### Exercise details
Check the records below line by line for the string "mail". Give the number of lines that contain it and nothing else.

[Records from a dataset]

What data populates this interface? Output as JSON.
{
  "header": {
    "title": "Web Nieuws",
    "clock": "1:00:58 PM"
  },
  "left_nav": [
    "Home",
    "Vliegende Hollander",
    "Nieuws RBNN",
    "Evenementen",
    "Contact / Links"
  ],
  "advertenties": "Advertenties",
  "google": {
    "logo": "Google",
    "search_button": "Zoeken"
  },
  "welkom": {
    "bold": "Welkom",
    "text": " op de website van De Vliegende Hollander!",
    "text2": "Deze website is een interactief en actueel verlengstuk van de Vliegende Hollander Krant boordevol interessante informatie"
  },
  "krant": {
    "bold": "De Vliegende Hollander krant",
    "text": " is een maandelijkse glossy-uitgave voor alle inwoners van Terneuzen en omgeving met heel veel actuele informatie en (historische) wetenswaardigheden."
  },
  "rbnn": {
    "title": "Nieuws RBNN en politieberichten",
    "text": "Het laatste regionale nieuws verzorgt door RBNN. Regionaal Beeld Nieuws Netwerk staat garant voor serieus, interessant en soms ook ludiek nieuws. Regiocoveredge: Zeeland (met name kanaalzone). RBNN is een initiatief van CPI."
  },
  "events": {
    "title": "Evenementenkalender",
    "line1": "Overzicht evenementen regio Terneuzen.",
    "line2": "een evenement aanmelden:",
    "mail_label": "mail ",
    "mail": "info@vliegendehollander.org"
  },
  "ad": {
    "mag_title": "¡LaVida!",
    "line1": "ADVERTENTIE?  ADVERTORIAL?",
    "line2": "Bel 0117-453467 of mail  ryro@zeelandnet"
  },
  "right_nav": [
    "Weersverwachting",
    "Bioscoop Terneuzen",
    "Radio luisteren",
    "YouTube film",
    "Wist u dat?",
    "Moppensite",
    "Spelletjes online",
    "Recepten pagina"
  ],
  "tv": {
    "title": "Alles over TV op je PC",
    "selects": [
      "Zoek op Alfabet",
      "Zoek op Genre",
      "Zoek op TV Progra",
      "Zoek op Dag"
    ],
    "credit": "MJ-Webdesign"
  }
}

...

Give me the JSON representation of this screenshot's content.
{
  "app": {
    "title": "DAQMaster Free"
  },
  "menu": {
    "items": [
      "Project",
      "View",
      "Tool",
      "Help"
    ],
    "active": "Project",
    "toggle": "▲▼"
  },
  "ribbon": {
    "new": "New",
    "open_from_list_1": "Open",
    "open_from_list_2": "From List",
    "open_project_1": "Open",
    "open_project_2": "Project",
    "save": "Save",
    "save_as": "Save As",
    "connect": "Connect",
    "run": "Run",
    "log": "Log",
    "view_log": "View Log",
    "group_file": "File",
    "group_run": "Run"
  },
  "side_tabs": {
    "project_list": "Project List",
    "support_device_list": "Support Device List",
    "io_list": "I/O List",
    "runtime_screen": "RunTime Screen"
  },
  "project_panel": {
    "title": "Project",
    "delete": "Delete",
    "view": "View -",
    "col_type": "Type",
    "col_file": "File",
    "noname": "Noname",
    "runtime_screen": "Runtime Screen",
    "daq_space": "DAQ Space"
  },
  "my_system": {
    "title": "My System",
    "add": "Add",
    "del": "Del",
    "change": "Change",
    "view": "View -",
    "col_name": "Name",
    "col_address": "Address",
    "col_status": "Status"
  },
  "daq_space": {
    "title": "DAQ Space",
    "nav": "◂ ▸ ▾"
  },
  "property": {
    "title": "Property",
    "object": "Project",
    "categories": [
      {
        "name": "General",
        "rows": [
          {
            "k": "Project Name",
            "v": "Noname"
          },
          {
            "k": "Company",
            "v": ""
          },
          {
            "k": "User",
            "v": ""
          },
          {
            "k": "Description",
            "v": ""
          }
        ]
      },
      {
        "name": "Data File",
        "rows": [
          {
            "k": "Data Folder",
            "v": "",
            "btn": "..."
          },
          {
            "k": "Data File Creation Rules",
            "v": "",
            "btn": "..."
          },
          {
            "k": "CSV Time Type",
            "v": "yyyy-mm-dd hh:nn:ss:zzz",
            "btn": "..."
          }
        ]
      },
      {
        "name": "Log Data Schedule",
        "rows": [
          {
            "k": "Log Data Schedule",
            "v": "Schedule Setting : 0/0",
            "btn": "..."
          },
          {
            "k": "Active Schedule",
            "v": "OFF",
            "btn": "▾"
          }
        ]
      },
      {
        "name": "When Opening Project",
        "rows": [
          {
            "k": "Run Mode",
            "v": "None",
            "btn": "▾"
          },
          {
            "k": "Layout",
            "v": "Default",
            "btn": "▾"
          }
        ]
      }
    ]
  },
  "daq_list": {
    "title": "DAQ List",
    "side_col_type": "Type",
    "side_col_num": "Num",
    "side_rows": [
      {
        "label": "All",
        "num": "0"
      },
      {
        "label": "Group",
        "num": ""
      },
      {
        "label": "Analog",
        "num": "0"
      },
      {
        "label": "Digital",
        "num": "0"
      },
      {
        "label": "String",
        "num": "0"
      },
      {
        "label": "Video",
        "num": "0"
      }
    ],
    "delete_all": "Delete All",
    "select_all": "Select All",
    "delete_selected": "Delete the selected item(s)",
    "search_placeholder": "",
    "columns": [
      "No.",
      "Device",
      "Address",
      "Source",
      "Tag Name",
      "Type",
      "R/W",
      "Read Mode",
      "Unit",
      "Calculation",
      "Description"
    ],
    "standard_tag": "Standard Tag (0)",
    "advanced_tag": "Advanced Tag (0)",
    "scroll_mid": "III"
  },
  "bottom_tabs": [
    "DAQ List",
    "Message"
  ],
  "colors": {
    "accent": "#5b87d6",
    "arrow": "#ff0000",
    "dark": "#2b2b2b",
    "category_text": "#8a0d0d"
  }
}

### Task output
3